App and web page records
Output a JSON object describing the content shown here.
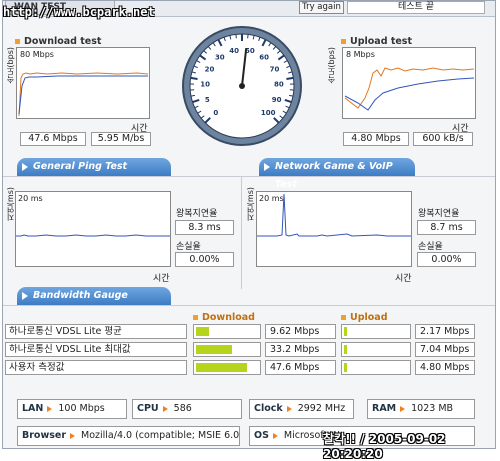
{
  "header": {
    "tab": "WAN TEST",
    "watermark": "http://www.bcpark.net",
    "try_again": "Try again",
    "status": "테스트 끝"
  },
  "download": {
    "title": "Download test",
    "scale": "80 Mbps",
    "axis": "속도(bps)",
    "time": "시간",
    "mbps": "47.6 Mbps",
    "mbs": "5.95 M/bs"
  },
  "upload": {
    "title": "Upload test",
    "scale": "8 Mbps",
    "axis": "속도(bps)",
    "time": "시간",
    "mbps": "4.80 Mbps",
    "kbs": "600 kB/s"
  },
  "gauge": {
    "ticks": [
      "0",
      "5",
      "10",
      "20",
      "30",
      "40",
      "50",
      "60",
      "70",
      "80",
      "90",
      "100"
    ],
    "value": 47.6
  },
  "ping": {
    "title": "General Ping Test",
    "scale": "20 ms",
    "axis": "지연(ms)",
    "time": "시간",
    "latency_label": "왕복지연율",
    "latency": "8.3 ms",
    "loss_label": "손실율",
    "loss": "0.00%"
  },
  "game": {
    "title": "Network Game & VoIP Test",
    "scale": "20 ms",
    "axis": "지연(ms)",
    "time": "시간",
    "latency_label": "왕복지연율",
    "latency": "8.7 ms",
    "loss_label": "손실율",
    "loss": "0.00%"
  },
  "bandwidth": {
    "title": "Bandwidth Gauge",
    "download_label": "Download",
    "upload_label": "Upload",
    "rows": [
      {
        "label": "하나로통신 VDSL Lite 평균",
        "down": "9.62 Mbps",
        "down_pct": 0.2,
        "up": "2.17 Mbps",
        "up_pct": 0.05
      },
      {
        "label": "하나로통신 VDSL Lite 최대값",
        "down": "33.2 Mbps",
        "down_pct": 0.56,
        "up": "7.04 Mbps",
        "up_pct": 0.05
      },
      {
        "label": "사용자 측정값",
        "down": "47.6 Mbps",
        "down_pct": 0.79,
        "up": "4.80 Mbps",
        "up_pct": 0.05
      }
    ]
  },
  "system": {
    "lan_k": "LAN",
    "lan_v": "100 Mbps",
    "cpu_k": "CPU",
    "cpu_v": "586",
    "clock_k": "Clock",
    "clock_v": "2992 MHz",
    "ram_k": "RAM",
    "ram_v": "1023 MB",
    "browser_k": "Browser",
    "browser_v": "Mozilla/4.0 (compatible; MSIE 6.0",
    "os_k": "OS",
    "os_v": "Microsoft W"
  },
  "stamp": "찰칵!! / 2005-09-02 20:20:20",
  "colors": {
    "accent": "#f0a030",
    "pill": "#3d7cc4",
    "bar": "#b6d41c"
  }
}
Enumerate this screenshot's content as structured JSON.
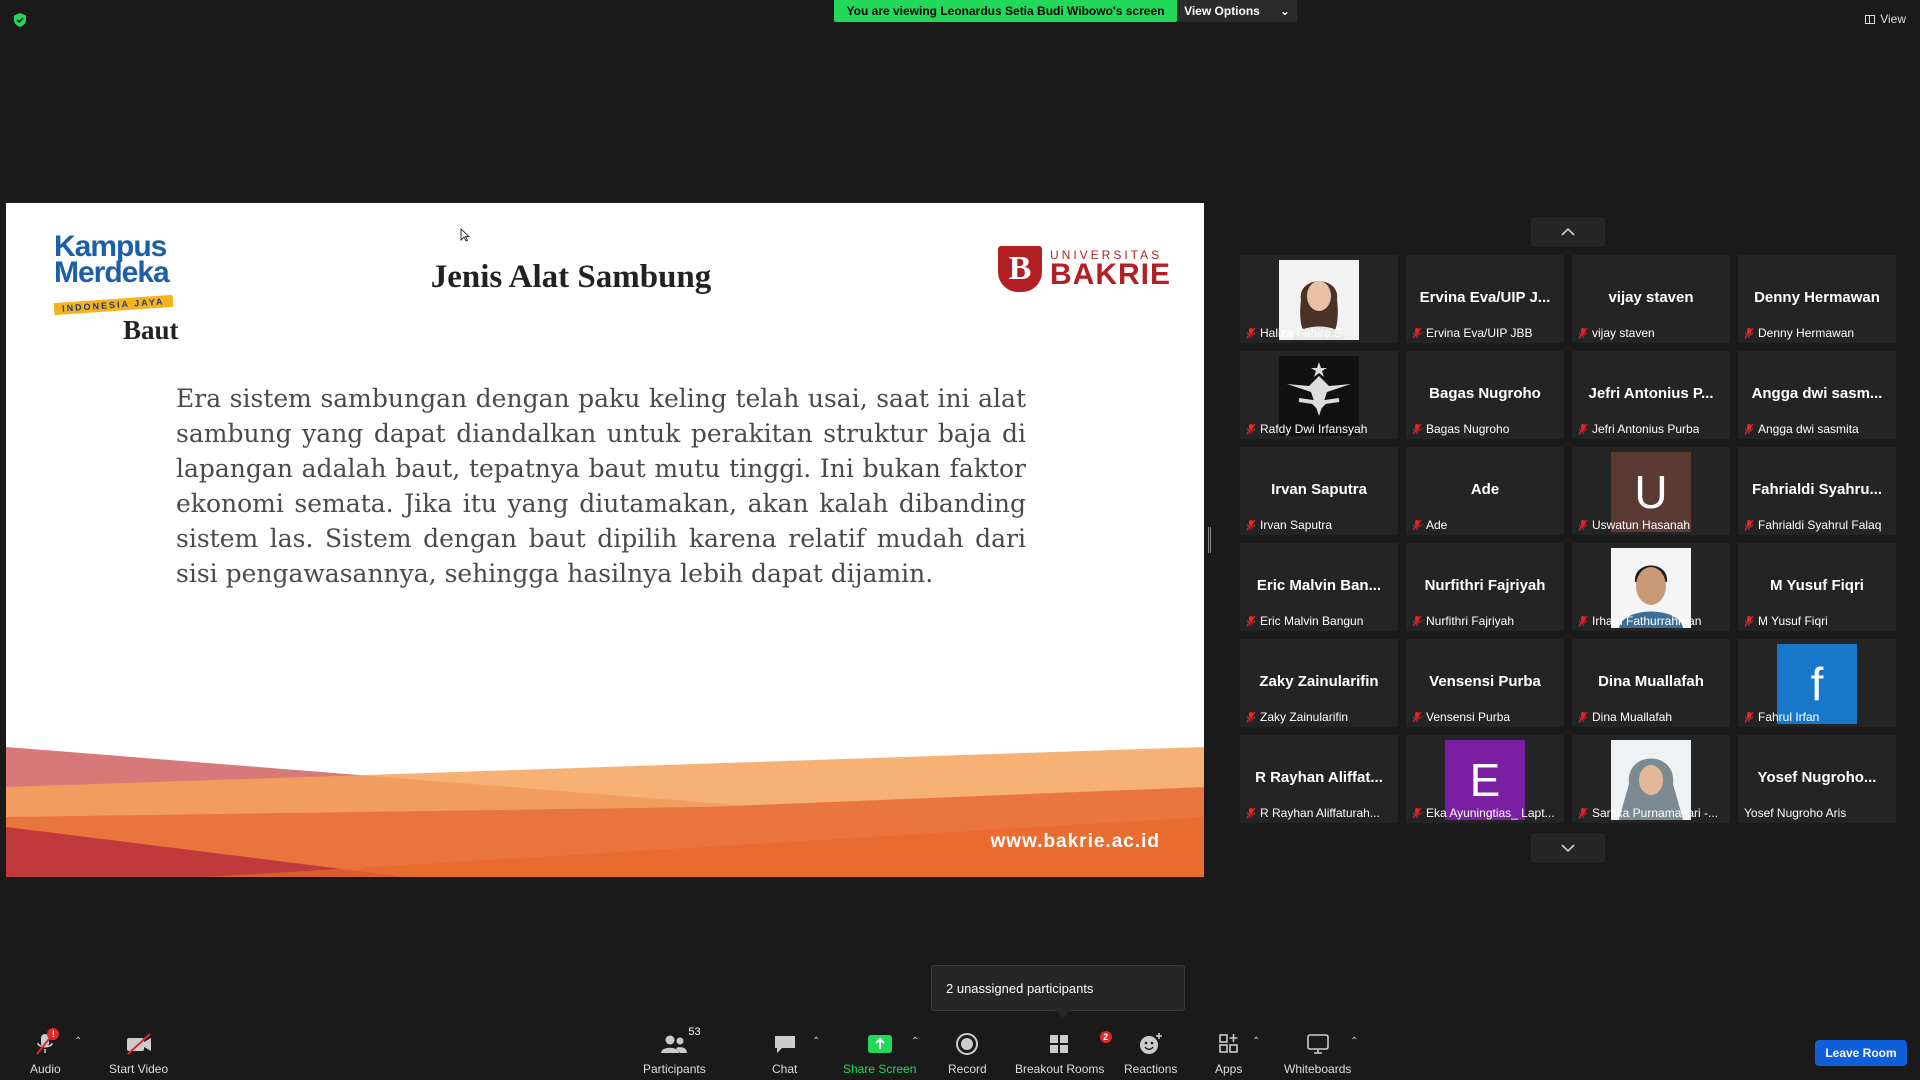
{
  "top": {
    "banner": "You are viewing Leonardus Setia Budi Wibowo's screen",
    "view_options": "View Options",
    "view": "View"
  },
  "slide": {
    "logo_left_line1": "Kampus",
    "logo_left_line2": "Merdeka",
    "logo_left_tag": "INDONESIA JAYA",
    "title": "Jenis Alat Sambung",
    "logo_right_small": "UNIVERSITAS",
    "logo_right_big": "BAKRIE",
    "logo_right_mark": "B",
    "subtitle": "Baut",
    "body": "Era sistem sambungan dengan paku keling telah usai, saat ini alat sambung yang dapat diandalkan untuk perakitan struktur baja di lapangan adalah baut, tepatnya baut mutu tinggi. Ini bukan faktor ekonomi semata. Jika itu yang diutamakan, akan kalah dibanding sistem las. Sistem dengan baut dipilih karena relatif mudah dari sisi pengawasannya, sehingga hasilnya lebih dapat dijamin.",
    "url": "www.bakrie.ac.id"
  },
  "gallery": {
    "tiles": [
      {
        "big": "",
        "label": "Haliza Fahira S",
        "kind": "photo-woman",
        "muted": true
      },
      {
        "big": "Ervina Eva/UIP J...",
        "label": "Ervina Eva/UIP JBB",
        "kind": "name",
        "muted": true
      },
      {
        "big": "vijay staven",
        "label": "vijay staven",
        "kind": "name",
        "muted": true
      },
      {
        "big": "Denny Hermawan",
        "label": "Denny Hermawan",
        "kind": "name",
        "muted": true
      },
      {
        "big": "",
        "label": "Rafdy Dwi Irfansyah",
        "kind": "photo-logo",
        "muted": true
      },
      {
        "big": "Bagas Nugroho",
        "label": "Bagas Nugroho",
        "kind": "name",
        "muted": true
      },
      {
        "big": "Jefri Antonius P...",
        "label": "Jefri Antonius Purba",
        "kind": "name",
        "muted": true
      },
      {
        "big": "Angga dwi sasm...",
        "label": "Angga dwi sasmita",
        "kind": "name",
        "muted": true
      },
      {
        "big": "Irvan Saputra",
        "label": "Irvan Saputra",
        "kind": "name",
        "muted": true
      },
      {
        "big": "Ade",
        "label": "Ade",
        "kind": "name",
        "muted": true
      },
      {
        "big": "",
        "label": "Uswatun Hasanah",
        "kind": "letter",
        "letter": "U",
        "color": "#5b3a34",
        "muted": true
      },
      {
        "big": "Fahrialdi  Syahru...",
        "label": "Fahrialdi Syahrul Falaq",
        "kind": "name",
        "muted": true
      },
      {
        "big": "Eric Malvin Ban...",
        "label": "Eric Malvin Bangun",
        "kind": "name",
        "muted": true
      },
      {
        "big": "Nurfithri Fajriyah",
        "label": "Nurfithri Fajriyah",
        "kind": "name",
        "muted": true
      },
      {
        "big": "",
        "label": "Irham Fathurrahman",
        "kind": "photo-man",
        "muted": true
      },
      {
        "big": "M Yusuf Fiqri",
        "label": "M Yusuf Fiqri",
        "kind": "name",
        "muted": true
      },
      {
        "big": "Zaky Zainularifin",
        "label": "Zaky Zainularifin",
        "kind": "name",
        "muted": true
      },
      {
        "big": "Vensensi Purba",
        "label": "Vensensi Purba",
        "kind": "name",
        "muted": true
      },
      {
        "big": "Dina Muallafah",
        "label": "Dina Muallafah",
        "kind": "name",
        "muted": true
      },
      {
        "big": "",
        "label": "Fahrul Irfan",
        "kind": "letter",
        "letter": "f",
        "color": "#1877c9",
        "muted": true
      },
      {
        "big": "R Rayhan Aliffat...",
        "label": "R Rayhan Aliffaturah...",
        "kind": "name",
        "muted": true
      },
      {
        "big": "",
        "label": "Eka Ayuningtias_ Lapt...",
        "kind": "letter",
        "letter": "E",
        "color": "#7b1fa2",
        "muted": true
      },
      {
        "big": "",
        "label": "Sartika Purnamasari -...",
        "kind": "photo-hijab",
        "muted": true
      },
      {
        "big": "Yosef  Nugroho...",
        "label": "Yosef Nugroho Aris",
        "kind": "name",
        "muted": false
      }
    ]
  },
  "tooltip": "2 unassigned participants",
  "toolbar": {
    "audio": "Audio",
    "audio_badge": "!",
    "start_video": "Start Video",
    "participants": "Participants",
    "participants_count": "53",
    "chat": "Chat",
    "share_screen": "Share Screen",
    "record": "Record",
    "breakout_rooms": "Breakout Rooms",
    "breakout_badge": "2",
    "reactions": "Reactions",
    "apps": "Apps",
    "whiteboards": "Whiteboards",
    "leave_room": "Leave Room"
  },
  "colors": {
    "banner_green": "#23d959",
    "leave_blue": "#0e5fd8",
    "muted_red": "#e02828",
    "brand_red": "#b32024"
  }
}
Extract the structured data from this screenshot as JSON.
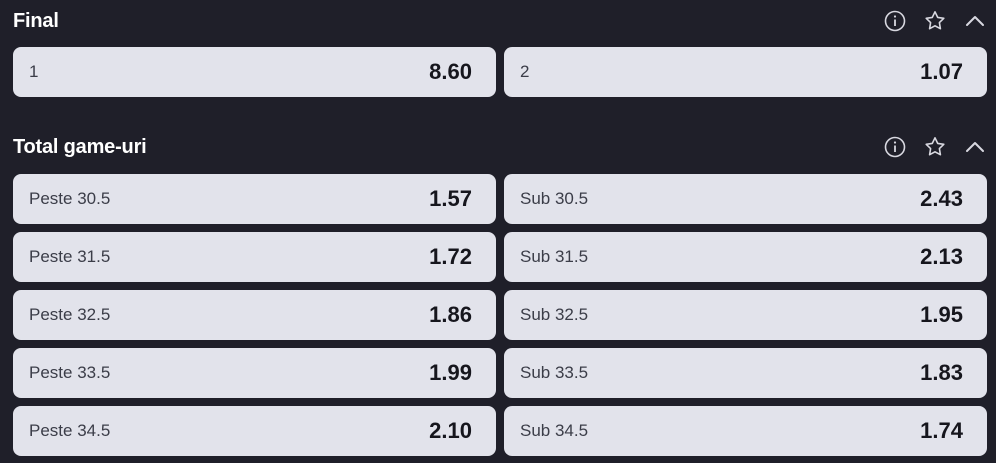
{
  "markets": [
    {
      "title": "Final",
      "rows": [
        [
          {
            "label": "1",
            "odd": "8.60"
          },
          {
            "label": "2",
            "odd": "1.07"
          }
        ]
      ]
    },
    {
      "title": "Total game-uri",
      "rows": [
        [
          {
            "label": "Peste 30.5",
            "odd": "1.57"
          },
          {
            "label": "Sub 30.5",
            "odd": "2.43"
          }
        ],
        [
          {
            "label": "Peste 31.5",
            "odd": "1.72"
          },
          {
            "label": "Sub 31.5",
            "odd": "2.13"
          }
        ],
        [
          {
            "label": "Peste 32.5",
            "odd": "1.86"
          },
          {
            "label": "Sub 32.5",
            "odd": "1.95"
          }
        ],
        [
          {
            "label": "Peste 33.5",
            "odd": "1.99"
          },
          {
            "label": "Sub 33.5",
            "odd": "1.83"
          }
        ],
        [
          {
            "label": "Peste 34.5",
            "odd": "2.10"
          },
          {
            "label": "Sub 34.5",
            "odd": "1.74"
          }
        ]
      ]
    }
  ],
  "icons": {
    "info": "info-icon",
    "favorite": "star-icon",
    "collapse": "chevron-up-icon"
  },
  "colors": {
    "background": "#1f1f29",
    "cell": "#e2e3eb",
    "title": "#ffffff",
    "odd": "#16161d"
  }
}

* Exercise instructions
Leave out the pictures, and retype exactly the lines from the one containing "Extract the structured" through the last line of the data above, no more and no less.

* Solution to this task
Extract the structured data from this screenshot as JSON.
{
  "markets": [
    {
      "title": "Final",
      "rows": [
        [
          {
            "label": "1",
            "odd": "8.60"
          },
          {
            "label": "2",
            "odd": "1.07"
          }
        ]
      ]
    },
    {
      "title": "Total game-uri",
      "rows": [
        [
          {
            "label": "Peste 30.5",
            "odd": "1.57"
          },
          {
            "label": "Sub 30.5",
            "odd": "2.43"
          }
        ],
        [
          {
            "label": "Peste 31.5",
            "odd": "1.72"
          },
          {
            "label": "Sub 31.5",
            "odd": "2.13"
          }
        ],
        [
          {
            "label": "Peste 32.5",
            "odd": "1.86"
          },
          {
            "label": "Sub 32.5",
            "odd": "1.95"
          }
        ],
        [
          {
            "label": "Peste 33.5",
            "odd": "1.99"
          },
          {
            "label": "Sub 33.5",
            "odd": "1.83"
          }
        ],
        [
          {
            "label": "Peste 34.5",
            "odd": "2.10"
          },
          {
            "label": "Sub 34.5",
            "odd": "1.74"
          }
        ]
      ]
    }
  ],
  "icons": {
    "info": "info-icon",
    "favorite": "star-icon",
    "collapse": "chevron-up-icon"
  },
  "colors": {
    "background": "#1f1f29",
    "cell": "#e2e3eb",
    "title": "#ffffff",
    "odd": "#16161d"
  }
}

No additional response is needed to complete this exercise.